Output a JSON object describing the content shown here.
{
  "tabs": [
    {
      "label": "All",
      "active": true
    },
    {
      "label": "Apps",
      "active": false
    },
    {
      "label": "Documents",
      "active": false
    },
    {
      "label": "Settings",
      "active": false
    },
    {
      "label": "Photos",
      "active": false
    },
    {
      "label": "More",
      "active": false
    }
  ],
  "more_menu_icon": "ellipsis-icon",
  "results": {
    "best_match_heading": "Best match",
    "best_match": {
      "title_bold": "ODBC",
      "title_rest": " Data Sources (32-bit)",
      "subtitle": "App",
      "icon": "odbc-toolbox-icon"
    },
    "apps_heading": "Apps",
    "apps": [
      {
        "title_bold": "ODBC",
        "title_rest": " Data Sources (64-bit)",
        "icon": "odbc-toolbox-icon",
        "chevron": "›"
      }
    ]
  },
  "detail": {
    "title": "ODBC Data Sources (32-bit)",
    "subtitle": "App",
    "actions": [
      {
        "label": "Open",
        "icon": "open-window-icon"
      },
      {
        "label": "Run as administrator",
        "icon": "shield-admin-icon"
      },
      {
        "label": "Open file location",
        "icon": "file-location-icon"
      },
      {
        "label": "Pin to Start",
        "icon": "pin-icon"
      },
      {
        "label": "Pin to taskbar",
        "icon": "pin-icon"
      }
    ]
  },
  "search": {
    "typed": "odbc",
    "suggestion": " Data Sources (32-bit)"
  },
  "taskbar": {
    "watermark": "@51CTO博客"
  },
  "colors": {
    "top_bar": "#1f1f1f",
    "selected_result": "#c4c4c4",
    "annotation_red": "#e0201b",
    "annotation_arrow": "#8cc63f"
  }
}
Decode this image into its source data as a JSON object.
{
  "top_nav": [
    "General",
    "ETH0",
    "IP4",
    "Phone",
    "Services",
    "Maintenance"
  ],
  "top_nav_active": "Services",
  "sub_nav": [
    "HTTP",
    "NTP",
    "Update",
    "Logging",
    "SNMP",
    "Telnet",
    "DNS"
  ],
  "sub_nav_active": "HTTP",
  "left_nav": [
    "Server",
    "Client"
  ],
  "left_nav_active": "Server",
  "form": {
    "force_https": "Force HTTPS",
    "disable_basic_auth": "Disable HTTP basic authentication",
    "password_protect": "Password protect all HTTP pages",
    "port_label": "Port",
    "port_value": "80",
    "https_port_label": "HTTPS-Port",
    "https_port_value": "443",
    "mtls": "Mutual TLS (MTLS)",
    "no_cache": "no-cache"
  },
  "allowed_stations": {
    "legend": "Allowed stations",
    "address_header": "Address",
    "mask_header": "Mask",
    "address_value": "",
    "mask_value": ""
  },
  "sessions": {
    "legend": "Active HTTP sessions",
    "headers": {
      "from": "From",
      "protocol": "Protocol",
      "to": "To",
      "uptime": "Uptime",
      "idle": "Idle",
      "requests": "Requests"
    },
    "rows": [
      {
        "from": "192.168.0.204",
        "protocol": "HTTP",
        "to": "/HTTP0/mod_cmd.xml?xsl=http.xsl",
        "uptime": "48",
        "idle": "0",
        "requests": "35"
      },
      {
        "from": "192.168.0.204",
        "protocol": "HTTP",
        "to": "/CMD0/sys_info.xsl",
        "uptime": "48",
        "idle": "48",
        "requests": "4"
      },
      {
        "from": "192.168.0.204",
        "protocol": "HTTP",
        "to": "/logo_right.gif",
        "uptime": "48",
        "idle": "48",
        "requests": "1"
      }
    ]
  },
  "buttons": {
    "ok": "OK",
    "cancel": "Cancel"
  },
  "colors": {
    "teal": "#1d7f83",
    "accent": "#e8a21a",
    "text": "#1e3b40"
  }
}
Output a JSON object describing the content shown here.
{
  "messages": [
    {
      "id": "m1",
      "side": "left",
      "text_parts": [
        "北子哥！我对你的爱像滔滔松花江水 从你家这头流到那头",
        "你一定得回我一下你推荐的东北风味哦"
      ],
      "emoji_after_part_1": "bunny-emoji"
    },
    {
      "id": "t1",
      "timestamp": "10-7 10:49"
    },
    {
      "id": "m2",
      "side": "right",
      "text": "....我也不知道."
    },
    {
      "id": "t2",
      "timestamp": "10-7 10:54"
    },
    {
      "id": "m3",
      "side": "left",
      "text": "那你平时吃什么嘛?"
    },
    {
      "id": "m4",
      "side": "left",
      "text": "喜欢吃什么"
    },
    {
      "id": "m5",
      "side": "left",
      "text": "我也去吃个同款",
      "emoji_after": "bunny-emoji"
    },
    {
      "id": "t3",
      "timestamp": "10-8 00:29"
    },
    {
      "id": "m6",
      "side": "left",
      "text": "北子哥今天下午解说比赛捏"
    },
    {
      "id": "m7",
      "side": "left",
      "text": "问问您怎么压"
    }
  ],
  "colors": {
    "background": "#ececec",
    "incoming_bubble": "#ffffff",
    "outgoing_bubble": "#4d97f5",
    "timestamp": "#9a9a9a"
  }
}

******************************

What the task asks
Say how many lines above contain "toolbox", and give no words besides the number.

Written solution
2